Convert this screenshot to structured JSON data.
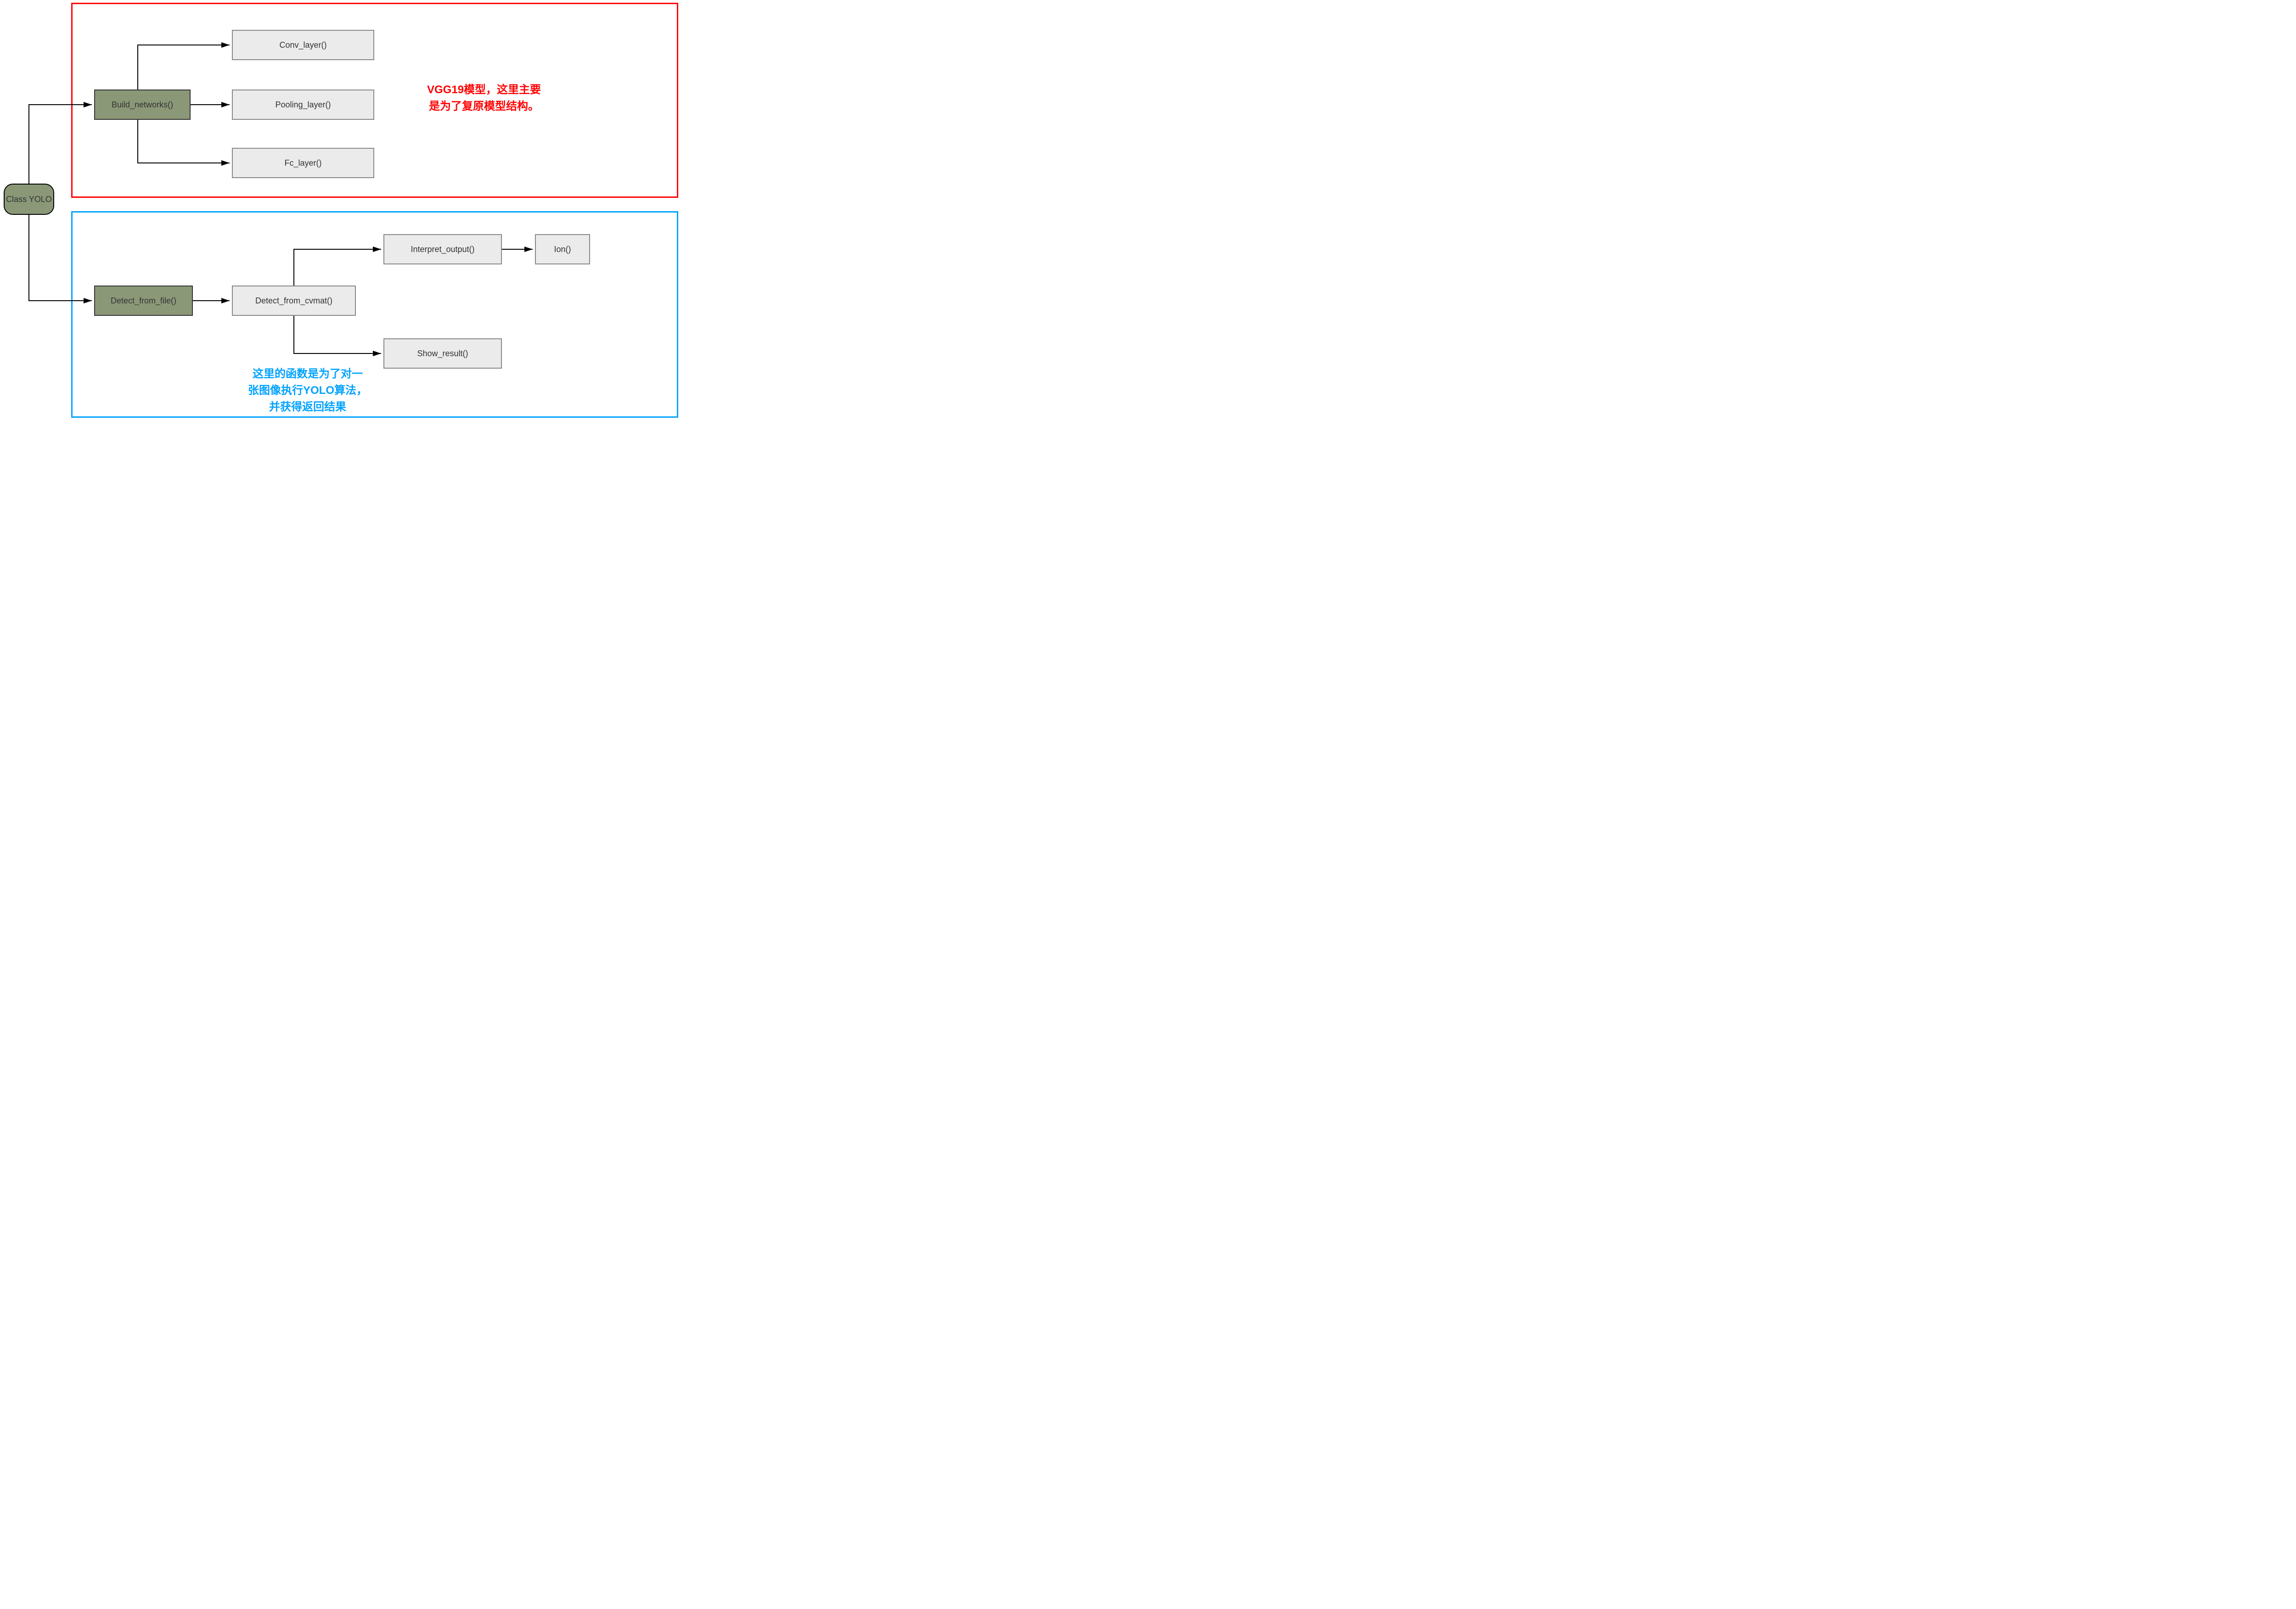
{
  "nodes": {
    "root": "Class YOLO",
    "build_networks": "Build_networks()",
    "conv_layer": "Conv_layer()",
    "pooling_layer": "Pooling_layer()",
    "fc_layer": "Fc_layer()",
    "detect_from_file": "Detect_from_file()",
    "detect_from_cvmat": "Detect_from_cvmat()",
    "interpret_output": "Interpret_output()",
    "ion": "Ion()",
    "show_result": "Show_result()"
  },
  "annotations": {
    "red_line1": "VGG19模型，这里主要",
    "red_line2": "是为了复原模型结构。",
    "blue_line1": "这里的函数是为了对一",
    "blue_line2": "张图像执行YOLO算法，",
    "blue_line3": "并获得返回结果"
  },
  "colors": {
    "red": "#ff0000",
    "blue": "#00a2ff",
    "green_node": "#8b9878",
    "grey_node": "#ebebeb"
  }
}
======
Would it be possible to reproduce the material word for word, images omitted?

Convert this screenshot to structured JSON data.
{
  "nodes": {
    "root": "Class YOLO",
    "build_networks": "Build_networks()",
    "conv_layer": "Conv_layer()",
    "pooling_layer": "Pooling_layer()",
    "fc_layer": "Fc_layer()",
    "detect_from_file": "Detect_from_file()",
    "detect_from_cvmat": "Detect_from_cvmat()",
    "interpret_output": "Interpret_output()",
    "ion": "Ion()",
    "show_result": "Show_result()"
  },
  "annotations": {
    "red_line1": "VGG19模型，这里主要",
    "red_line2": "是为了复原模型结构。",
    "blue_line1": "这里的函数是为了对一",
    "blue_line2": "张图像执行YOLO算法，",
    "blue_line3": "并获得返回结果"
  },
  "colors": {
    "red": "#ff0000",
    "blue": "#00a2ff",
    "green_node": "#8b9878",
    "grey_node": "#ebebeb"
  }
}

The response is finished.